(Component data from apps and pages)
====

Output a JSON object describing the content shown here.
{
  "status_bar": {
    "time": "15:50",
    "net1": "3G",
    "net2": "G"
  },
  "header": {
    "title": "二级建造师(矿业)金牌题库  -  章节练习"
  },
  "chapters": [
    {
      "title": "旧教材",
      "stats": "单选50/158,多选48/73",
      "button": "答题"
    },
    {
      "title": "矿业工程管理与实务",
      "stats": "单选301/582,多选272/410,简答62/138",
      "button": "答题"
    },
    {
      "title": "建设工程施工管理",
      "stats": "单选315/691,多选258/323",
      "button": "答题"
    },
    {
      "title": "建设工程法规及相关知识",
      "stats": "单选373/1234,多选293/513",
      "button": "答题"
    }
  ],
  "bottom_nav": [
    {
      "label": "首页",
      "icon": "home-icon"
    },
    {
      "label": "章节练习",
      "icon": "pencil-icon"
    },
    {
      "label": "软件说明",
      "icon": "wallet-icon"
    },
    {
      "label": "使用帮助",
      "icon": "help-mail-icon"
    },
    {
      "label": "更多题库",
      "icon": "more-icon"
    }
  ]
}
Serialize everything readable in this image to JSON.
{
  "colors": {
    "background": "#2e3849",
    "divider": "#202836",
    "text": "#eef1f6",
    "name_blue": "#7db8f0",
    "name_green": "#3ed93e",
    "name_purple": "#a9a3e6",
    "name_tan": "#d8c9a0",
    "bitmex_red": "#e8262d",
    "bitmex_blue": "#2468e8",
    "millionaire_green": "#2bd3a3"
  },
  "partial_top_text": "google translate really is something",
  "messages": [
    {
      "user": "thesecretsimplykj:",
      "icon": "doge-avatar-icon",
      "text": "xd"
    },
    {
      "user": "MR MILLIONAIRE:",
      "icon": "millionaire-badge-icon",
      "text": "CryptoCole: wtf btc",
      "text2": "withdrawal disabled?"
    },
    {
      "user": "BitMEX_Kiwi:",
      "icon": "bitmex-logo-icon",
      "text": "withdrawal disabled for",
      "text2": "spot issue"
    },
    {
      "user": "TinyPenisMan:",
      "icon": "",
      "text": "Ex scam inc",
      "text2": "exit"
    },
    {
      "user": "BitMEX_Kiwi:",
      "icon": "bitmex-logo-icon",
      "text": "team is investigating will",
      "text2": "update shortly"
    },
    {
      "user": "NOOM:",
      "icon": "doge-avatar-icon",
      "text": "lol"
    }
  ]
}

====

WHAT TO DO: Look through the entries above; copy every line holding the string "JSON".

ANSWER BOX:
Output a JSON object describing the content shown here.
Serialize everything readable in this image to JSON.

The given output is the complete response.